U.S. diplomat: Kashmir human rights a concern for Washington
The Trump administration remains concerned about the ongoing crackdown in India-administered Kashmir, the restive Himalayan region stripped of its special constitutional status in August, but supports India's development "objectives" there, a U.S. diplomat said in a statement on Tuesday ahead of a congressional hearing in Washington.
Acting Assistant Secretary of State for South and Central Asia Alice Wells said the U.S. State Department has encouraged India to restore phone and Internet access and release detainees in the region.
After India's Parliament voted to remove a constitutional provision that gave Kashmiris semi-autonomy and a right to their own constitution, flag and land, Prime Minister Narendra Modi's government imposed a security lockdown and communications blackout. Thousands of people were detained.
Some phone connectivity has been restored, but Internet services remain down.
Barricades and books in restive Kashmir neighbourhood
Anchar, a densely-populated, working-class area of Srinagar, is a pocket of resistance to India's revocation in early August of the special status of Jammu and Kashmir, the country's only Muslim-majority state. By Danish Siddiqui
Few people step outside Anchar, a neighbourhood ringed by steel barricades and razor wire in Indian Kashmir, where police have imposed a weeks-long region-wide clampdown to stifle protests

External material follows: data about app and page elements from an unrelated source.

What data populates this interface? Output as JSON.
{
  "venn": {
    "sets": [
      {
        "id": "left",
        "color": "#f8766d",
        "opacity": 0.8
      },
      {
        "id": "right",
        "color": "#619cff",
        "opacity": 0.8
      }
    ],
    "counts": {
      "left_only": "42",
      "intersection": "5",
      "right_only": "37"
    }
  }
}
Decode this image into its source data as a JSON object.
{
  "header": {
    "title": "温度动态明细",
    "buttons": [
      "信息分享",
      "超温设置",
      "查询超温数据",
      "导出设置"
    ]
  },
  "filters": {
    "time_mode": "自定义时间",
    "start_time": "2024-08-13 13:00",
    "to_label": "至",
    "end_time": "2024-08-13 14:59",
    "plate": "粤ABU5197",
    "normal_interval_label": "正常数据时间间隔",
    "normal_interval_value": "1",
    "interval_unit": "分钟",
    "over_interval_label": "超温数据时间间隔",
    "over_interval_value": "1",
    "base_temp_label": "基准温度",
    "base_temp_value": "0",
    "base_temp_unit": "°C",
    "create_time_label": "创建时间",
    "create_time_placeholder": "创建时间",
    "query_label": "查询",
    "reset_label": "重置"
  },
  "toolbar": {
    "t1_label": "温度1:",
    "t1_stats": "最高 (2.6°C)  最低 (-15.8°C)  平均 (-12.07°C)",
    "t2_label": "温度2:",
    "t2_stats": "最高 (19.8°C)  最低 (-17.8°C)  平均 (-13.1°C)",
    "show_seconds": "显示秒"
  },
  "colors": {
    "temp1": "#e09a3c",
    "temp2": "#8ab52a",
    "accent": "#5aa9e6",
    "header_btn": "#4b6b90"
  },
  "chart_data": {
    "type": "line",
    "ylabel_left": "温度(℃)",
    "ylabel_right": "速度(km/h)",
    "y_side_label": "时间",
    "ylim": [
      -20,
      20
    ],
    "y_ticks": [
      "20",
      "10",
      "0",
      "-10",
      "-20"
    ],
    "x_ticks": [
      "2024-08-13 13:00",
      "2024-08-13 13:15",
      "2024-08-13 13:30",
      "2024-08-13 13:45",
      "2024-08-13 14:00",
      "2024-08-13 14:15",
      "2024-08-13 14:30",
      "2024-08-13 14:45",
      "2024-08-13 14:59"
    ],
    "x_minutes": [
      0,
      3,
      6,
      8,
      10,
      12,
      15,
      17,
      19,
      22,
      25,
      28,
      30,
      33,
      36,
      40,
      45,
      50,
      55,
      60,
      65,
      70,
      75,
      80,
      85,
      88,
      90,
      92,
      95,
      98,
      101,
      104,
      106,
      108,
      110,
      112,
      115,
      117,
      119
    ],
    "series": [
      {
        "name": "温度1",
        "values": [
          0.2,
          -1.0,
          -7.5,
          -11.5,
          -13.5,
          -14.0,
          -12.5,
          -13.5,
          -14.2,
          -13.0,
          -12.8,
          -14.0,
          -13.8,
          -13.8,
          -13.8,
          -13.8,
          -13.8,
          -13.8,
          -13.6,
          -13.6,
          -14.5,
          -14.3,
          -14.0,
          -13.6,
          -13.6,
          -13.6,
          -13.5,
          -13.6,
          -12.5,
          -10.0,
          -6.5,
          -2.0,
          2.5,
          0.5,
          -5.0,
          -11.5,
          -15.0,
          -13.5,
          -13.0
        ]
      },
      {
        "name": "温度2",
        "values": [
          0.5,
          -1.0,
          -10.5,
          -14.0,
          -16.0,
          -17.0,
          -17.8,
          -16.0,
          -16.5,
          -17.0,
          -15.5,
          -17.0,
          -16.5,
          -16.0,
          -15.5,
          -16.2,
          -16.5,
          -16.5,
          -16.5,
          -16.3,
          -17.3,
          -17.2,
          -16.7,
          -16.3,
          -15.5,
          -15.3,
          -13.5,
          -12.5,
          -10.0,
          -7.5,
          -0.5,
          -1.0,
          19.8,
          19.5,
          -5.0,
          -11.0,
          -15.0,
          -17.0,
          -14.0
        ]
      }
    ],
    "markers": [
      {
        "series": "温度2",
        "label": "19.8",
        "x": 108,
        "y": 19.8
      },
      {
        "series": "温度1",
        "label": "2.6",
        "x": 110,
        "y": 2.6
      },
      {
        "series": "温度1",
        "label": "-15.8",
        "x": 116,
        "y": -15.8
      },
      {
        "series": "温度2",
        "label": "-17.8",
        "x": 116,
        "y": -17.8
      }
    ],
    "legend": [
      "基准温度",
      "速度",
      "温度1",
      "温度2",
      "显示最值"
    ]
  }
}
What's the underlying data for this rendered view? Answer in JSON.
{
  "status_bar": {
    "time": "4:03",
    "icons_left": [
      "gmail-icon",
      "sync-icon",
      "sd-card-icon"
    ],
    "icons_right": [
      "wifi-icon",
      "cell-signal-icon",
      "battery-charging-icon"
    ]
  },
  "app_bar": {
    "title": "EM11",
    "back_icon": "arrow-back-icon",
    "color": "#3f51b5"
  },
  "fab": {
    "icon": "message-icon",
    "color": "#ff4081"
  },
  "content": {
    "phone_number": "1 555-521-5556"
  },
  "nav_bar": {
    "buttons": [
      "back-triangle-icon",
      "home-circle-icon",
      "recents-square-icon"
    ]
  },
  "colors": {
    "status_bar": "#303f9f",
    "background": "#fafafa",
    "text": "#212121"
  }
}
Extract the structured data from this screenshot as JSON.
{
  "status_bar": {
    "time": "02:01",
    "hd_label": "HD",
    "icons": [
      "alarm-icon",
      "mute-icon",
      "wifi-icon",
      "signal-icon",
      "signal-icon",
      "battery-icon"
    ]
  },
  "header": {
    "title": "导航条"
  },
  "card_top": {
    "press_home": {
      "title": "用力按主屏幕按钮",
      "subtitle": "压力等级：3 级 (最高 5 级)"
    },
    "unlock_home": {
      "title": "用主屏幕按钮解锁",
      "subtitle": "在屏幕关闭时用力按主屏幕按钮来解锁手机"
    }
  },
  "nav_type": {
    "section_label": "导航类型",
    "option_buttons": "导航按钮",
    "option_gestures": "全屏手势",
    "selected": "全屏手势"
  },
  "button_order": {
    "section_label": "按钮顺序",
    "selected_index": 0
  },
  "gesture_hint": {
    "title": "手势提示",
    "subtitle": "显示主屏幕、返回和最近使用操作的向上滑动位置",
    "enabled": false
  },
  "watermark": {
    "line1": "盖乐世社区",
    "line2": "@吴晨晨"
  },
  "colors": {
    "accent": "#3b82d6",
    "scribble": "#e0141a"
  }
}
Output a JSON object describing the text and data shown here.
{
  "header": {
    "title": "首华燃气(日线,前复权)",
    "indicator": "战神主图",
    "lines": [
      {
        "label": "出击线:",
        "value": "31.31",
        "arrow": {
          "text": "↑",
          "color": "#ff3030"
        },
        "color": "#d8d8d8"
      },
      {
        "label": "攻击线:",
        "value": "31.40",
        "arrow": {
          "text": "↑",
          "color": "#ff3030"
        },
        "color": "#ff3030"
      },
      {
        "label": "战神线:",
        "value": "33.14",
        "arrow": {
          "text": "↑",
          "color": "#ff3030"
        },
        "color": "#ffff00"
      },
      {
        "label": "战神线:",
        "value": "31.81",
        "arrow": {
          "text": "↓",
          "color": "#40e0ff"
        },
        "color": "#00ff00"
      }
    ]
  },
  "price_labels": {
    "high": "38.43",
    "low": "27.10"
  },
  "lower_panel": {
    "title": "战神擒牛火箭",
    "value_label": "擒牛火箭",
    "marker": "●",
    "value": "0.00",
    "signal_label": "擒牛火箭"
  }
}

As night falls, groups of youths, many wearing masks and armed with stones and tree branches, are huddled around bonfires, sipping tea provided by neighbours. "I am spending the night outdoors so I can protect my family," said Fazil, a 16-year-old student. "There is no fear in me," he added, holding a thick tree branch as he watched the street from a checkpoint
Worshippers gathered in the mosque in Anchar for Friday prayers listen intently to Hayat Ahmed Bhat, a Kashmiri activist, prior to a street demonstration
Seven weeks since the clampdown and a degree of normalcy has returned. Telephone landlines are working again, though mobile and Internet networks remain suspended. Shops open briefly to allow people to restock supplies and traffic is back on Srinagar's streets. In Anchar, however, the situation remains tense
The neighbourhood is a no-go zone for security forces. Entrances to the area are guarded by young people manning barricades made of tree trunks, electricity poles and barbed wire to keep the police out. Laneways have been dug up to block security vehicles
Prime Minister Narendra Modi has said Kashmir's special status, which allowed only residents to buy property and hold government jobs, restricted its development and encouraged a separatist revolt that has killed 40,000 people since 1989. Indian authorities have arrested nearly 4,000 people since the decision
With government services like schools still shut in Anchar, four college students have set up a makeshift school, giving lessons to 200 children for a few hours each day. "The education of students in this locality is suffering because of the turmoil. We won't let our future generations suffer," said Adil, a college student turned teacher
"Bullets and pellets every day": Anchar's female residents has also taken to the streets in recent weeks to protest the revocation of Kashmir's special status and the clampdown by Prime Minister Modi and his ruling Hindu Bharatiya Janata Party
Rubina's 15-year-old son was injured by pellets fired by security forces while he was returning home from Friday prayers. The boy's head is heavily bandaged and he hasn't spoken since the incident, but the family would rather treat him at home than take him to a city hospital, fearing he could be detained by police
"If he has to go out for a change of bandage to the nearby government hospital, he will be accompanied by six or seven women, so they don't snatch him away," Rubina said
More than seven weeks after the crackdown began, there is little sign of an end to the stand-off in this neighbourhood, home to some 15,000 people
The U.S. House Foreign Affairs Subcommittee on Asia, the Pacific and Nonproliferation is meeting Tuesday on human rights in South Asia. The subcommittee's chairman, Rep. Brad Sherman, a Democrat from California, has said the focus will be on Kashmir, where life has been disrupted for nearly 8 million people.
Both Democratic and Republican lawmakers have expressed concern about human rights in Kashmir in recent months.
Earlier this month, Democratic Sen. Chris van Hollen of Maryland told reporters in New Delhi that he and other members of a U.S. delegation to India were blocked by the Indian government from visiting Kashmir.
In the statement, Wells also said that direct dialogue between India and Pakistan held the most potential for reducing regional tensions. The archrival countries each administer a portion of Kashmir, but both claim the region in its entirety, Wells called out Pakistan for its "continued support of extremist groups that engage in cross-border terrorism."
In July, President Donald Trump said that he offered to mediate India-Pakistan talks on Kashmir. India's foreign minister has repeatedly denied the claim.
"The tenor of the Kashmir discussion in the U.S. is something that India will be looking at closely," said Brahma Chellaney, a professor at the New Delhi-based Center for Policy Research.
The House hearing on Tuesday will also take up a citizen registry effort in northeast India that has placed the legal status of about 2 million people in limbo, as well as human rights issues in Pakistan and Sri Lanka, according to Sherman's office. (AP)